The Moto Z Force is not unlike the Moto X devices in the past. They run near-vanilla Android while adding Moto's value-added features like Moto Voice (touchless commands), Moto Actions, and Moto Display. We'll cover these Moto Actions at the bottom of the page.
The user interface features many elements from the Original Moto X. Even though the Moto Z Force finds itself in a brand new body, Lenovo didn't think it should change up the software that Moto was known for. Even since the original Moto X, the Moto Z Force takes after the well-optimized software experience and intuitive features of the Moto X models before it.
None of the Moto X devices have ever included a fingerprint scanner, even though the original intention of the dimple was to make it one. The Moto Z Force introduces the fingerprint scanner to these device models, and it can be found on the chin on the phone. We are not great fans of its square shape, but we appreciate fingerprint scanners positioned on the front more than we do with the ones on the back. Of course, a rear-mounted scanner must have been out of the question because it would be in the way of the Moto Mod interface.
Remember when we mentioned the power and volume keys felt a bit too high? Well, Lenovo implemented a new feature so that you don't have to reach up to put the phone to sleep, so this helps to soften the initial unfamiliar feeling. Touching your finger to the fingerprint sensor while the screen is off will wake the phone and bypass the lock screen. Likewise, if you hold a finger (any finger) for about half a second on the fingerprint scanner when the phone is awake, it will put the phone to sleep. So you could virtually never need to press the power key.
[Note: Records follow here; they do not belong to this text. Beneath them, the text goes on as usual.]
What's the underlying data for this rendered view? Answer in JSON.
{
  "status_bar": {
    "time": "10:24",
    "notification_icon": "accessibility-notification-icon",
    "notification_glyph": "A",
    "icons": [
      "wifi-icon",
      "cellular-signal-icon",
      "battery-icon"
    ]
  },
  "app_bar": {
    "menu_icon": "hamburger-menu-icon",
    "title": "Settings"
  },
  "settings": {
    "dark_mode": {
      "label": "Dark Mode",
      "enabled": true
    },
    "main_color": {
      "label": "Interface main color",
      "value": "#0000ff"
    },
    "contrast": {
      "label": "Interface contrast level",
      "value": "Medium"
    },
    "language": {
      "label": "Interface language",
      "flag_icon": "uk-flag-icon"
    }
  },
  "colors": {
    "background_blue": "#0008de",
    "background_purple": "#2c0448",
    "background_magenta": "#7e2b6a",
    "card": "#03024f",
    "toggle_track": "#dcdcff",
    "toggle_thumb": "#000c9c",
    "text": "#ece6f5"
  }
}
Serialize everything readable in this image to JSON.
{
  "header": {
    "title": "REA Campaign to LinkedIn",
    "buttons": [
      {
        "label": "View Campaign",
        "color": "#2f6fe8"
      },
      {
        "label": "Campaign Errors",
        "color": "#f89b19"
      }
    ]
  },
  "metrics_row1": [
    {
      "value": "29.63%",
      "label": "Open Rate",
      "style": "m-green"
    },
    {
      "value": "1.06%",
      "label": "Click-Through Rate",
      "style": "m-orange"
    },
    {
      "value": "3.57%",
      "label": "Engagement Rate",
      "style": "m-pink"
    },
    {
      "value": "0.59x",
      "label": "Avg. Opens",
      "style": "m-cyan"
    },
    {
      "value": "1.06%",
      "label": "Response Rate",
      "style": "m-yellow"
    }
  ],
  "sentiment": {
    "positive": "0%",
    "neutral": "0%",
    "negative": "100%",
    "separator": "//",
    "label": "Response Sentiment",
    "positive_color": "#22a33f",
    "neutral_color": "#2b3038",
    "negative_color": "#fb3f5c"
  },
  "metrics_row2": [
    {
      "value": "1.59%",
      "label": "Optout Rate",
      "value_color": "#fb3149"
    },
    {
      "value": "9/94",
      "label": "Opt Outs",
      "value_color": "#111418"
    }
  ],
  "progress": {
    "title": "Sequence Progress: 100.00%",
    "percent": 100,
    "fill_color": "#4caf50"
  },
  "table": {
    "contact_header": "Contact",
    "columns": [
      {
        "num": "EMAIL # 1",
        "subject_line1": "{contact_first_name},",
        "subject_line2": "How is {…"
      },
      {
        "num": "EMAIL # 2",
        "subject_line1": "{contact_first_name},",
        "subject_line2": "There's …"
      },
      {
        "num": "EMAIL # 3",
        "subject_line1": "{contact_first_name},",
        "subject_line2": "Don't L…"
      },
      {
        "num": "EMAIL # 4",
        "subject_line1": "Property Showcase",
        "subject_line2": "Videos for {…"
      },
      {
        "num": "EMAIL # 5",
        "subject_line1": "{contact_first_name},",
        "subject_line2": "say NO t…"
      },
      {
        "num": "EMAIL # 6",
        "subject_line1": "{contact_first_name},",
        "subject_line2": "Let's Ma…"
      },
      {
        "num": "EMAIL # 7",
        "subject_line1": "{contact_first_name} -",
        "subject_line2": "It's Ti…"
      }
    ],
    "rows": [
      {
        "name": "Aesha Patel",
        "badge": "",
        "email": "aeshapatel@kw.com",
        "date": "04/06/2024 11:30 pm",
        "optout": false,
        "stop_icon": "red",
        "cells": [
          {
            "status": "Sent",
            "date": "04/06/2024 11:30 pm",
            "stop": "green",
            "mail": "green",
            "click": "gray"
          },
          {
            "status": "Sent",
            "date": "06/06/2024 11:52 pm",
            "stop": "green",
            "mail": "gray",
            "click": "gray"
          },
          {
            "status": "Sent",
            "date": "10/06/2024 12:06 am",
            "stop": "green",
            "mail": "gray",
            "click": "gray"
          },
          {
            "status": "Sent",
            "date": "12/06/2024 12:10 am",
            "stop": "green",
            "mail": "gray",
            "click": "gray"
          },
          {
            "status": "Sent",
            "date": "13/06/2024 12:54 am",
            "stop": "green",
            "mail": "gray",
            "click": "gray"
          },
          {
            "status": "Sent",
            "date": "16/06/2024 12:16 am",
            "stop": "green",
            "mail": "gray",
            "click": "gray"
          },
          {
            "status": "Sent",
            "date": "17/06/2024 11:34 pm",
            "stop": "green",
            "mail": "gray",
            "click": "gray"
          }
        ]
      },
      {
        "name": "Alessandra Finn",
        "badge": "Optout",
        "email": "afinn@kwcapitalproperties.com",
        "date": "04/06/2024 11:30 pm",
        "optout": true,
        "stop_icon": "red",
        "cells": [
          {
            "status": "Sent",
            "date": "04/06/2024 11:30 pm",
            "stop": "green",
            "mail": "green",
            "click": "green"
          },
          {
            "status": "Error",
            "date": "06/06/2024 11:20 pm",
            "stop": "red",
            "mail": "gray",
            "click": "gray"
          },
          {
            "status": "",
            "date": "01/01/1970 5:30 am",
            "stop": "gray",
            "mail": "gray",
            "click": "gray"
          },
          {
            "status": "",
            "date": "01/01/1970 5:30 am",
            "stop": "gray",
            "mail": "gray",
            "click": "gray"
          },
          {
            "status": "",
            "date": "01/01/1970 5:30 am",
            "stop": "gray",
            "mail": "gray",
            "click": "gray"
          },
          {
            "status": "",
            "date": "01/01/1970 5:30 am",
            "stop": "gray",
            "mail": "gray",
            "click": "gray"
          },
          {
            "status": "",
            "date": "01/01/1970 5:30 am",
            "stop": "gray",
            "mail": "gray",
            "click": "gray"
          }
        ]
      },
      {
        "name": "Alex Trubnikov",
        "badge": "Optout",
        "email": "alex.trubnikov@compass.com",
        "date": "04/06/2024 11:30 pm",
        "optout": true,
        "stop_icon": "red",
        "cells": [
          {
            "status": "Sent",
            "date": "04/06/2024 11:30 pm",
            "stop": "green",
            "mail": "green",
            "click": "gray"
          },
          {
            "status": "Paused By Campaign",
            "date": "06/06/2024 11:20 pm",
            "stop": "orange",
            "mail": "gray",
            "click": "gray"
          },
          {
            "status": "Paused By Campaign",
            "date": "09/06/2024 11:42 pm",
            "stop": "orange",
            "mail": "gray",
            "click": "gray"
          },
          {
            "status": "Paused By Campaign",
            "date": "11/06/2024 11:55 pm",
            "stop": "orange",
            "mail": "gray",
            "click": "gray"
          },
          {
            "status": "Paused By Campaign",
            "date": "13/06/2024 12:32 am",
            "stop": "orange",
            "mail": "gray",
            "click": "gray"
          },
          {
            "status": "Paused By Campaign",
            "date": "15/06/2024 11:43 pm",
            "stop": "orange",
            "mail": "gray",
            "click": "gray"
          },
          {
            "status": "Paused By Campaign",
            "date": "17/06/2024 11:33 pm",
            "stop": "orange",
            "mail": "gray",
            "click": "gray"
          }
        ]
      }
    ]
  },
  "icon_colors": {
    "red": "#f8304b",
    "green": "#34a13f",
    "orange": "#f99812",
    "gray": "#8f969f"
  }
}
Otherwise, the lock screen looks much like it does on a Nexus device. Swiping up will either unlock the phone or ask you for your pattern, pin, or password. A swipe from the right to the left will open the camera and a swipe from the left will prompt for Google-voice command.
The launcher is much like Google Now launcher (which you can alternatively install) but is quite minimal and doesn't offer too many options nor themes. If you find yourself bored of the launcher or wish to use icon packs and themes, you may install another launcher that fits your needs.
The app drawer scrolls vertically, and there is a search bar at the top to help you find that one game you haven't played in a while amongst your vast collection of apps. There are no folders found in the app drawer (this seems to be becoming the standard with major flagships whose UIs are heavily skinned like TouchWiz).
One pull-down of the notification bar will show you any pending notifications and a "CLEAR" button to dismiss them all. One more swipe down from the notification bar will peel lower the notifications further and show you the quick toggles for various connectivity options as well as a brightness slider.
There's also a shortcut to the Settings App in the upper right corner. The only setting that is exclusive to the Moto Z lineup is the "Moto Mods" option which lets you change the options for whatever Moto Mod is attached to the phone.
The name of these value-added features that the Moto Z Force can perform have been renamed since the release of the first Moto X in 2013. Active Display, and Touchless Controls from that era have since been rebranded as "Moto Enhancements" which can be all seen in the "Moto" app.
This Moto app shows us all the options available for the Moto Z Force including [Moto] Display, Actions, and Voice. These settings offer a few convenient actions, gestures, or voice commands to help you operate your phone quicker and more intuitively.
One of the best Moto features that other companies still haven't been able to compete with is Moto Display. It's a status notification screen that will light up showing only the time and any missed notifications even when the screen is off. These notifications can then be pressed to preview the notification, swipe up to unlock and view the notification, or swipe down to dismiss it.
In comparison, Nexus phones have their 'Ambient display', which us a similar concept but it doesn't work as consistently, and we find that it is more susceptible to activating in a pocket.
Moto Voice allows you to set up a custom voice command so your phone can wake up without needing to touch it. The app guides you through the process. It intelligently makes a beeping noise and listens back for it to ensure that the room you are has the correct acoustics needed to record your wake-up phrase. We find that making a pillow fort in a quiet room works best, as even the quietest rooms won't be deemed acceptable by the app if the echo is too much.
Moto Assist is no longer a part of the Moto Enhancements app. Rather, the individual features under Moto Assist section have been shuffled around into other parts of the Moto app. One of these features included one that detected when the phone's owner was driving and offered to read all notifications aloud as to keep on-road distractions to a minimum. This feature can be found in the Moto Voice menu, under 'Talk to me.'
Also, the option to silence the Moto Z Force during meetings has been moved to the "Flip for Do Not Disturb" menu, under 'Automatic Rules'. Yeah, they're buried pretty deep in there.
There is a total of 7 Moto Actions, though only 6 of them require you to perform an action. The classic Moto X actions are still here like waving over the display to peek at time and notifications, chop twice for flashlight, and twist twice to launch the camera.
There are other general actions as well (below) like: Attentive Display (keeps your screen on as you are looking at it), Flip for Do Not Disturb (turn the phone on its face to enter Do Not Disturb Mode and change settings for automatically entering DnD mode), Pick up to stop ringing (self-explanatory), and Swipe to shrink screen (shrinks the screen to make it easier to reach with one hand).